▸ **SOURCE MATERIAL**
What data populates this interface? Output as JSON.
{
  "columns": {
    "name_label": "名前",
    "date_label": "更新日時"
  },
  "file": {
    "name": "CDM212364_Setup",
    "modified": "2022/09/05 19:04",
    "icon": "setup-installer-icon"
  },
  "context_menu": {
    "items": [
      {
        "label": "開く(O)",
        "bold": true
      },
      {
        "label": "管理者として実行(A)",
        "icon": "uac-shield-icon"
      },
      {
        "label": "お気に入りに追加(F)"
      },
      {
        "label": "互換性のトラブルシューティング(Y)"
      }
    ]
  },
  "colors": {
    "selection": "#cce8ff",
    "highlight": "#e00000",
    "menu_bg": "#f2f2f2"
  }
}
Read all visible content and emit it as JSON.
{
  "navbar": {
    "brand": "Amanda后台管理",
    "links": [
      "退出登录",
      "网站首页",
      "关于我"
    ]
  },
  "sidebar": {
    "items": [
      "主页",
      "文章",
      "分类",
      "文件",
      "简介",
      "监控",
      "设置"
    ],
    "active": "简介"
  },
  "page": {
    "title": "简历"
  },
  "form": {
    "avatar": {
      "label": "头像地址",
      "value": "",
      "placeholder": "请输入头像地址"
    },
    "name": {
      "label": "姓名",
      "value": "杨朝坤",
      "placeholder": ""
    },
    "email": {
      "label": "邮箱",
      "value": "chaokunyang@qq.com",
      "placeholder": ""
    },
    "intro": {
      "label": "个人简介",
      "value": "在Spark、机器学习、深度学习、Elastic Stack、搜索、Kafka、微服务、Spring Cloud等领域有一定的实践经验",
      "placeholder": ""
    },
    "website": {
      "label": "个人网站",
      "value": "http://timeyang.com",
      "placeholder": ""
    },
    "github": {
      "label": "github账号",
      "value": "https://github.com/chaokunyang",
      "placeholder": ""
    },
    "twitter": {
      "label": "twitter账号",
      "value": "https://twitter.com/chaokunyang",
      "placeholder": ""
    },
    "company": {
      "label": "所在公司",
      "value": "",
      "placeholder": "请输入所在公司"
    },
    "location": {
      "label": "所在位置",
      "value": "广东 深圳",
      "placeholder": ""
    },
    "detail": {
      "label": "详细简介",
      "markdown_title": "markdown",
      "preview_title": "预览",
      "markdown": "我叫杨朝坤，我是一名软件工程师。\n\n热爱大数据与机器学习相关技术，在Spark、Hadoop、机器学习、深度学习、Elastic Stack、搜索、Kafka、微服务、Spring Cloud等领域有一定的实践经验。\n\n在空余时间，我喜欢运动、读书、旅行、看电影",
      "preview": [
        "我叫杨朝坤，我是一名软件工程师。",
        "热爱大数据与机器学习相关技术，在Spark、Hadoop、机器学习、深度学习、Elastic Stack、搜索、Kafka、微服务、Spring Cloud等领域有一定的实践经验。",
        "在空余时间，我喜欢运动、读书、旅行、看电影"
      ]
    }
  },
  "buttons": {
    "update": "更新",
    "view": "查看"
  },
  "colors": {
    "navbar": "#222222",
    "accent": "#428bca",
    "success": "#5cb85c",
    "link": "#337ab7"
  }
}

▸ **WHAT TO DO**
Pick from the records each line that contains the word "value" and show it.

▸ **TASK OUTPUT**
      "value": "",
      "value": "杨朝坤",
      "value": "chaokunyang@qq.com",
      "value": "在Spark、机器学习、深度学习、Elastic Stack、搜索、Kafka、微服务、Spring Cloud等领域有一定的实践经验",
      "value": "http://timeyang.com",
      "value": "https://github.com/chaokunyang",
      "value": "https://twitter.com/chaokunyang",
      "value": "",
      "value": "广东 深圳",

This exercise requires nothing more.